Exercise:
The word "this" marks the lines to keep; find each one in the data and copy it.

Excerpts from an interface dataset:
.....

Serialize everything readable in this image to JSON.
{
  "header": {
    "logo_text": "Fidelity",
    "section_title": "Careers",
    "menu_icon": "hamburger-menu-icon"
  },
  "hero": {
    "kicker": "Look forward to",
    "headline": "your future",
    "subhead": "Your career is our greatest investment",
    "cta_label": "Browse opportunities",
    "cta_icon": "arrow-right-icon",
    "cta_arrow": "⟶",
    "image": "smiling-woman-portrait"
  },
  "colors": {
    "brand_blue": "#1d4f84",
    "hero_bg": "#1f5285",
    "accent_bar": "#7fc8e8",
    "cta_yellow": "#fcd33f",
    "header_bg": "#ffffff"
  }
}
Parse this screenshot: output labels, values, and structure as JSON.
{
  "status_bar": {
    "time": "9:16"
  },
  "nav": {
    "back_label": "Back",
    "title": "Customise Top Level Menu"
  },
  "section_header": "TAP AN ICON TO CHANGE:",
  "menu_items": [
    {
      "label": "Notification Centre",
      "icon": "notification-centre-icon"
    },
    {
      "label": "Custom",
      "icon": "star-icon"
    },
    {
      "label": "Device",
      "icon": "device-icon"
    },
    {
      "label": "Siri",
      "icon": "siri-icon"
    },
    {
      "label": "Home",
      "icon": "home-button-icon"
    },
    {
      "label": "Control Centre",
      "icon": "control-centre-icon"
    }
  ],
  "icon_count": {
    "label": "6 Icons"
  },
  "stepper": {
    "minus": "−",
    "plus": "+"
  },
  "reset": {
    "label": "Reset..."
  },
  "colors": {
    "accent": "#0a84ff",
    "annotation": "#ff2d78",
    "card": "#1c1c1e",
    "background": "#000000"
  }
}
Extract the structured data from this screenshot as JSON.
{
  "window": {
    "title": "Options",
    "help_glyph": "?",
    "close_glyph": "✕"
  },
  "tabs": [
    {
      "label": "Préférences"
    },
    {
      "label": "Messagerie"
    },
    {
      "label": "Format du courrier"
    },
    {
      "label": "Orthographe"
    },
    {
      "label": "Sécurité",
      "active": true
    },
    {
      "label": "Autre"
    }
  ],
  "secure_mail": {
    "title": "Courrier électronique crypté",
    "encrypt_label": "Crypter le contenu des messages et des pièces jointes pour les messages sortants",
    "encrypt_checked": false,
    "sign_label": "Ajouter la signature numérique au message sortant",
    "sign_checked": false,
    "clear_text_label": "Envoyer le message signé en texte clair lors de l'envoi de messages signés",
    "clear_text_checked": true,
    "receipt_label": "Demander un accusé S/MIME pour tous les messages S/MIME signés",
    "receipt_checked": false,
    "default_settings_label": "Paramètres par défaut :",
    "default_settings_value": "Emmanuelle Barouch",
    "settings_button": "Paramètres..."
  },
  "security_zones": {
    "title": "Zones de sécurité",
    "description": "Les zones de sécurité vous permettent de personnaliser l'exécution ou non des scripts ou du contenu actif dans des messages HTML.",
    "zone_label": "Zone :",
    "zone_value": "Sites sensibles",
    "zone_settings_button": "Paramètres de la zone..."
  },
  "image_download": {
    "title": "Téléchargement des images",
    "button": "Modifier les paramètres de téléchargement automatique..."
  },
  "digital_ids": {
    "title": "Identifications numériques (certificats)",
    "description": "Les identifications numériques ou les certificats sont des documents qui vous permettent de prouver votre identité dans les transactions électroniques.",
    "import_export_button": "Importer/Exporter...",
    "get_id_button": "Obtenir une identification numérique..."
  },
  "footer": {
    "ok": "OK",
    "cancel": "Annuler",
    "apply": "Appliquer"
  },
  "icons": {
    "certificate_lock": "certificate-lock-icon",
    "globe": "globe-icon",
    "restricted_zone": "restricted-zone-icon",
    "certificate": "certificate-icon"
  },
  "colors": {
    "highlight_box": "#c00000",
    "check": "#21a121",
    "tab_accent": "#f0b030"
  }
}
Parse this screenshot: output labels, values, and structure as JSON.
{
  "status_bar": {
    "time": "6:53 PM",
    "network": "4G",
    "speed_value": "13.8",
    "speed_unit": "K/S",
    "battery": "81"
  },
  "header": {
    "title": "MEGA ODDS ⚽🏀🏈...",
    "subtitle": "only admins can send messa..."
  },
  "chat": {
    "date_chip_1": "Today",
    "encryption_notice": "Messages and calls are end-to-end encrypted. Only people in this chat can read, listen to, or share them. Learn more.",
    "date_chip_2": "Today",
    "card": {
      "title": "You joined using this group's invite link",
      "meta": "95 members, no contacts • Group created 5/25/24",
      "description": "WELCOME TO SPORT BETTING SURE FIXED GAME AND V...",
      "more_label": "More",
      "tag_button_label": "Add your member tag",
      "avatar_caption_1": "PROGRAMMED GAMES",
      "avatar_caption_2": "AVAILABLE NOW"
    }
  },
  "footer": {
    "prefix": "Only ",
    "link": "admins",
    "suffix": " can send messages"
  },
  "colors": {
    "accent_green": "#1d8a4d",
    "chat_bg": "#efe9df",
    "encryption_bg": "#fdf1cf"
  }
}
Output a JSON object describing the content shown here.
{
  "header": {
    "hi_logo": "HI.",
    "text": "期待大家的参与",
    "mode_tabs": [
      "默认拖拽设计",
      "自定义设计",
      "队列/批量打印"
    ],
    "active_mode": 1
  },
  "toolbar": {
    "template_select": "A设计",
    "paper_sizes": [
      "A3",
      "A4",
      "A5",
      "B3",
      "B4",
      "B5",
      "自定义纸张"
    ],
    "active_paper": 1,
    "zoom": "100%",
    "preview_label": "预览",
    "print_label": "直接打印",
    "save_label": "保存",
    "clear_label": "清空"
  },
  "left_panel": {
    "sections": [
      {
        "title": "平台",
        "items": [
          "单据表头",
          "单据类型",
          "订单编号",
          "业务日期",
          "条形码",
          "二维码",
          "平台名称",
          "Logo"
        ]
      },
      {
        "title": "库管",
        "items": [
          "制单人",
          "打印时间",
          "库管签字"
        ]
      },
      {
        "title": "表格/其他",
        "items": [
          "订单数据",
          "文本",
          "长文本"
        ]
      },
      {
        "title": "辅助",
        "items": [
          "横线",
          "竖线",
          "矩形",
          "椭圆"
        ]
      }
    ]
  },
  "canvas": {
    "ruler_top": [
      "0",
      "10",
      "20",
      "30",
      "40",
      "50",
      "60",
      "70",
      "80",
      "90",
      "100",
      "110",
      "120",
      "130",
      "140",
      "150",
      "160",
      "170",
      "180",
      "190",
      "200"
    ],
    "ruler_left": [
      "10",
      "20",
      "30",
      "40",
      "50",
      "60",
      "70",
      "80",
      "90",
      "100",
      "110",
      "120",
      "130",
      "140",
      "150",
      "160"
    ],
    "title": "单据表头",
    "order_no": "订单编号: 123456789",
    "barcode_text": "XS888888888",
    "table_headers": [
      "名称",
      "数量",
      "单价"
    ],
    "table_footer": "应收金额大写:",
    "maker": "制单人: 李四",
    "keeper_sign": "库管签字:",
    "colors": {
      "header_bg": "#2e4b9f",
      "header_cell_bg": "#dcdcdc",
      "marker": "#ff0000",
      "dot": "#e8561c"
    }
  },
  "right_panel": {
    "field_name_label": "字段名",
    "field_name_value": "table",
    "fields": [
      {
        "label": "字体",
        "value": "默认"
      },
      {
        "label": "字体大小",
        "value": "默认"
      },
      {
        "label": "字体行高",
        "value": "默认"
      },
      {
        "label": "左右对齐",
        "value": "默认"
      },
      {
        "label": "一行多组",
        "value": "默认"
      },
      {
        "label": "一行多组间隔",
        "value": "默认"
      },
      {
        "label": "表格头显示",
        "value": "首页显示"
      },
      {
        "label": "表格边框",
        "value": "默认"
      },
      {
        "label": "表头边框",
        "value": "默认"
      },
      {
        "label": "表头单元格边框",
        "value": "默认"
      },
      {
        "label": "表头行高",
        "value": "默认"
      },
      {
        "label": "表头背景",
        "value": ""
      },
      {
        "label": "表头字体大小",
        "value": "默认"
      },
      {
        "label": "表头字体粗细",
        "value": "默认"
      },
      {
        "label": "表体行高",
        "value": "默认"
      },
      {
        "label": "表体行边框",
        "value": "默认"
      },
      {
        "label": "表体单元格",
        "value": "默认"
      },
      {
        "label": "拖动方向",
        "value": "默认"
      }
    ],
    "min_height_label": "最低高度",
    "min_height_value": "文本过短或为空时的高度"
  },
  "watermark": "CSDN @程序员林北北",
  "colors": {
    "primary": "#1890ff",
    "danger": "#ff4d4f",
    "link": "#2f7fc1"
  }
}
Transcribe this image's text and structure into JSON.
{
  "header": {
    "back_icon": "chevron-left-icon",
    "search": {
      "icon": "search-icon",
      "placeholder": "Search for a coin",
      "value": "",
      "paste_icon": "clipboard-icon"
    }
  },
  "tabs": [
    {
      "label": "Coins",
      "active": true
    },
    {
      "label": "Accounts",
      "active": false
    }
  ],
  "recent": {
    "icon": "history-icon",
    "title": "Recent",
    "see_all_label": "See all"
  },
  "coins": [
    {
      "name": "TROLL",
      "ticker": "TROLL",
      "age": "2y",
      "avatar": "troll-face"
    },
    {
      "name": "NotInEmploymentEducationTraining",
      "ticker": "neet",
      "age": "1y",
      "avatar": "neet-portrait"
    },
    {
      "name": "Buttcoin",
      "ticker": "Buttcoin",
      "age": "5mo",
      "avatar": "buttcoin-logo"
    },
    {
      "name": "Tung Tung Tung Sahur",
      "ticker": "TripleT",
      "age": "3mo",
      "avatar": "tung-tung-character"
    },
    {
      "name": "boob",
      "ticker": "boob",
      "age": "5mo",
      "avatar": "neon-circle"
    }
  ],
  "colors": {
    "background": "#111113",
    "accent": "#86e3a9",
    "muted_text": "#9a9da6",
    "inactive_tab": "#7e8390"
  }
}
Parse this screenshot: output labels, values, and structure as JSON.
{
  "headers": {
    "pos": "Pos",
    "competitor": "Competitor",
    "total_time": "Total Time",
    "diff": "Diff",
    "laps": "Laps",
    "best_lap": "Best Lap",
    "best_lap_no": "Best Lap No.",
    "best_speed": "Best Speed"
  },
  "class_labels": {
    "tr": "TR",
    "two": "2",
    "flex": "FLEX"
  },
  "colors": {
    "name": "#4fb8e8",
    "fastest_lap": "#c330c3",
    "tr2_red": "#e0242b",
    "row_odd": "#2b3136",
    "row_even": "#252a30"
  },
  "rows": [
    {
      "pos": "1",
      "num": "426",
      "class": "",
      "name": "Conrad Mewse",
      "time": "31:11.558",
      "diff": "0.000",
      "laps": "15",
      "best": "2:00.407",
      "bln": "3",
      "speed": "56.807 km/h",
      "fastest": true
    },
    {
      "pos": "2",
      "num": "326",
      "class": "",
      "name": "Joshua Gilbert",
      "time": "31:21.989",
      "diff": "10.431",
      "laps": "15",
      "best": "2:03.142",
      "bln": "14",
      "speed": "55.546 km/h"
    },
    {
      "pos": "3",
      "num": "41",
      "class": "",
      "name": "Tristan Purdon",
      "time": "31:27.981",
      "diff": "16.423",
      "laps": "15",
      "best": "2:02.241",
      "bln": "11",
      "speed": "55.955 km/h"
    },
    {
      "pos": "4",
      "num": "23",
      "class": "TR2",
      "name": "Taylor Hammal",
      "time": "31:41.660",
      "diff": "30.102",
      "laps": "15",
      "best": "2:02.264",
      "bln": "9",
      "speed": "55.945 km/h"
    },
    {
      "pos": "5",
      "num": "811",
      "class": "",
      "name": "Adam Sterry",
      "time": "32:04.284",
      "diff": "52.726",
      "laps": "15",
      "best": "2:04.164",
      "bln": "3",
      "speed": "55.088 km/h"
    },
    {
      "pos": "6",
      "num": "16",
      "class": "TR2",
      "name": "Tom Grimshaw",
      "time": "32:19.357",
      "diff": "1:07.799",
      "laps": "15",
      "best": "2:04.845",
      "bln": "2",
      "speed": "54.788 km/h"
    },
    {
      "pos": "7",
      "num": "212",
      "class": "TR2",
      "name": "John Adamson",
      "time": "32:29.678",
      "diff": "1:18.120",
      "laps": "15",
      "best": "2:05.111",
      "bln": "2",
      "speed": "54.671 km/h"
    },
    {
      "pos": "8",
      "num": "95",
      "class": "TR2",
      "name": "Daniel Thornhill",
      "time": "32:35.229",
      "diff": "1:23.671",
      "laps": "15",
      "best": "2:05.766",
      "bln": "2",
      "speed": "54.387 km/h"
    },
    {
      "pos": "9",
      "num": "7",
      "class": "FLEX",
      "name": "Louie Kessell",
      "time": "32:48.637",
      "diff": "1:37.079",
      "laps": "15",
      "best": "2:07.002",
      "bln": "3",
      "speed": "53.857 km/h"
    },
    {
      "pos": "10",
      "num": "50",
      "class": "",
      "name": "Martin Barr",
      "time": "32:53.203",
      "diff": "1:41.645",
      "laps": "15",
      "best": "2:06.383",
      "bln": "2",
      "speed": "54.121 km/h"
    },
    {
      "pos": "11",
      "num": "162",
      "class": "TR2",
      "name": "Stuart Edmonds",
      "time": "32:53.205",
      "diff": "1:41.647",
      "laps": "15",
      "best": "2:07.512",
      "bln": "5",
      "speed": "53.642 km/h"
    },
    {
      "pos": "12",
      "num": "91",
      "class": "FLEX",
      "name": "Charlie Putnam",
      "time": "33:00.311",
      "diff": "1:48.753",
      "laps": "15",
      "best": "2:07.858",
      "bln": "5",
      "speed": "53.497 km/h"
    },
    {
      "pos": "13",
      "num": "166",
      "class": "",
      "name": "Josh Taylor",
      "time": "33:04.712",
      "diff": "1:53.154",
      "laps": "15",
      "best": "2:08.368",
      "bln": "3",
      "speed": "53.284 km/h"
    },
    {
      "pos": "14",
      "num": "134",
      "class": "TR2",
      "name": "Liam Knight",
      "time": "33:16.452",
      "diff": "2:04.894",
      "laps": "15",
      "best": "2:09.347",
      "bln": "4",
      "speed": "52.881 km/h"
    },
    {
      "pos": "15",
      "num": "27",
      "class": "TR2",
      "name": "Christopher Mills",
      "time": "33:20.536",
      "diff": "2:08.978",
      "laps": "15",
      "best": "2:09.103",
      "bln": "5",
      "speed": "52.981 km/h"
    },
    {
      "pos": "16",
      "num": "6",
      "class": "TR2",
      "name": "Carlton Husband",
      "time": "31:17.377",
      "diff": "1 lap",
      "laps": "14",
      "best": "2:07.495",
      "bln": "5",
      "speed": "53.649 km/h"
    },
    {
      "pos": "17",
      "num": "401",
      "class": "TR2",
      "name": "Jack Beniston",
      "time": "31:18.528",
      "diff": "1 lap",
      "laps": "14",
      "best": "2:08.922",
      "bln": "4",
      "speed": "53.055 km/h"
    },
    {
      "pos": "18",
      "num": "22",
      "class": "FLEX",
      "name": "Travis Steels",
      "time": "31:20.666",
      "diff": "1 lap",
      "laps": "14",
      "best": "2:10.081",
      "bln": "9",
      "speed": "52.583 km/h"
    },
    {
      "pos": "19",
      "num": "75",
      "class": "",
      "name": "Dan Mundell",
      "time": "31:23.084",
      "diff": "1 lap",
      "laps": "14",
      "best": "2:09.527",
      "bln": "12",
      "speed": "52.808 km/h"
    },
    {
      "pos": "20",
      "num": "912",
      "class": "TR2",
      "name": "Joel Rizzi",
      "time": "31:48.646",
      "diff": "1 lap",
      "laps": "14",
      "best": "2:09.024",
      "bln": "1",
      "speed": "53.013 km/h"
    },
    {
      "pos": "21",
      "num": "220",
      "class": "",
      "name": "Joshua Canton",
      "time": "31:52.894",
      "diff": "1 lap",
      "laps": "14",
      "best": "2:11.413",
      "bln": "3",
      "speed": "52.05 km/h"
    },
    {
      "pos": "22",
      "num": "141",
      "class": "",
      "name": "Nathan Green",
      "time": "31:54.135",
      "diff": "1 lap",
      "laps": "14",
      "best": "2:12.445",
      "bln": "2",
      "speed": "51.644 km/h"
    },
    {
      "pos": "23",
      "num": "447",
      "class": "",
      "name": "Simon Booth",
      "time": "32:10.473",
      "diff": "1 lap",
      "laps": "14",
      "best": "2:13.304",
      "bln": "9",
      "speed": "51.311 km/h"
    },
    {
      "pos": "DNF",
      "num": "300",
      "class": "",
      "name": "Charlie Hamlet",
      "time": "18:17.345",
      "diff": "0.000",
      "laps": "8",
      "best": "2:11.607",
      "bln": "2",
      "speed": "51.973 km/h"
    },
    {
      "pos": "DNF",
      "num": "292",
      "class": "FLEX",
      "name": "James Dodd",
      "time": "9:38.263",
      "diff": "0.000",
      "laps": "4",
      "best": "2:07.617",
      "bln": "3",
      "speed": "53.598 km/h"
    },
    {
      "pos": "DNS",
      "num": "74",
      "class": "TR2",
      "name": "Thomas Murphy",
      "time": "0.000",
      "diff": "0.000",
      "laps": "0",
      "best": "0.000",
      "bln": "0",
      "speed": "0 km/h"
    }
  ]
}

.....

Solved problem:
Serialize everything readable in this image to JSON.
Parse this screenshot: output labels, values, and structure as JSON.
Extract the structured data from this screenshot as JSON.
Parse this screenshot: output labels, values, and structure as JSON.
    "encryption_notice": "Messages and calls are end-to-end encrypted. Only people in this chat can read, listen to, or share them. Learn more.",
      "title": "You joined using this group's invite link",
Transcribe this image's text and structure into JSON.
Parse this screenshot: output labels, values, and structure as JSON.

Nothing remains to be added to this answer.